Although the entries contain pictures, write out only their text, exactly as it stands.
----
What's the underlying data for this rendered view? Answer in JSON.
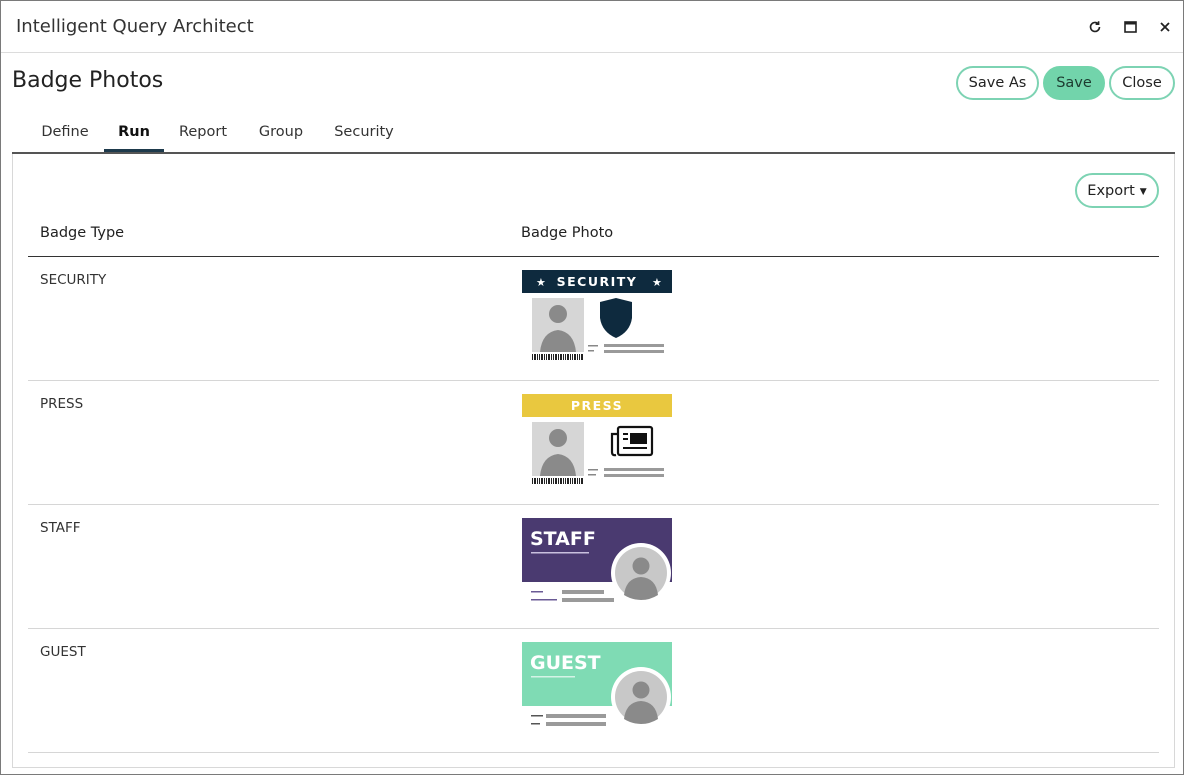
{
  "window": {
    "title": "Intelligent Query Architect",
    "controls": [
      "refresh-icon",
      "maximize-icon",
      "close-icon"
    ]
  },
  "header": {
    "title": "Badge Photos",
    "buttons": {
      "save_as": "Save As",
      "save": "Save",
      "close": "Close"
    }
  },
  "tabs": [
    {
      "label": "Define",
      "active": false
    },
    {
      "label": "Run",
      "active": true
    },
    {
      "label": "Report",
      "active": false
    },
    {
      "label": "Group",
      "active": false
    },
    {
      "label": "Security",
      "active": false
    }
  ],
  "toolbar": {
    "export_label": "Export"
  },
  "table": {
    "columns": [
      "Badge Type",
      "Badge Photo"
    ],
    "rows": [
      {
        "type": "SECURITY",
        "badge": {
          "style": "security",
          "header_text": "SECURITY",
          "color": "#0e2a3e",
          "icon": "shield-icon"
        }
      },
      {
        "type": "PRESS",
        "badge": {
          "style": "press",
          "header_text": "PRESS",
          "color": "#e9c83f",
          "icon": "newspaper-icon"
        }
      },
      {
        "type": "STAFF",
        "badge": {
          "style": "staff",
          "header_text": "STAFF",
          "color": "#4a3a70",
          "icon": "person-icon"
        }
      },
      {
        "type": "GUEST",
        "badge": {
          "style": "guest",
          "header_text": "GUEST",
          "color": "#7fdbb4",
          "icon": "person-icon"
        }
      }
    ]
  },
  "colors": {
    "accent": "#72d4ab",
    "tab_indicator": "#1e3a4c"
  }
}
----
**Response to the exercise**
What's the underlying data for this rendered view? Answer in JSON.
{
  "window": {
    "title": "Intelligent Query Architect",
    "controls": [
      "refresh-icon",
      "maximize-icon",
      "close-icon"
    ]
  },
  "header": {
    "title": "Badge Photos",
    "buttons": {
      "save_as": "Save As",
      "save": "Save",
      "close": "Close"
    }
  },
  "tabs": [
    {
      "label": "Define",
      "active": false
    },
    {
      "label": "Run",
      "active": true
    },
    {
      "label": "Report",
      "active": false
    },
    {
      "label": "Group",
      "active": false
    },
    {
      "label": "Security",
      "active": false
    }
  ],
  "toolbar": {
    "export_label": "Export"
  },
  "table": {
    "columns": [
      "Badge Type",
      "Badge Photo"
    ],
    "rows": [
      {
        "type": "SECURITY",
        "badge": {
          "style": "security",
          "header_text": "SECURITY",
          "color": "#0e2a3e",
          "icon": "shield-icon"
        }
      },
      {
        "type": "PRESS",
        "badge": {
          "style": "press",
          "header_text": "PRESS",
          "color": "#e9c83f",
          "icon": "newspaper-icon"
        }
      },
      {
        "type": "STAFF",
        "badge": {
          "style": "staff",
          "header_text": "STAFF",
          "color": "#4a3a70",
          "icon": "person-icon"
        }
      },
      {
        "type": "GUEST",
        "badge": {
          "style": "guest",
          "header_text": "GUEST",
          "color": "#7fdbb4",
          "icon": "person-icon"
        }
      }
    ]
  },
  "colors": {
    "accent": "#72d4ab",
    "tab_indicator": "#1e3a4c"
  }
}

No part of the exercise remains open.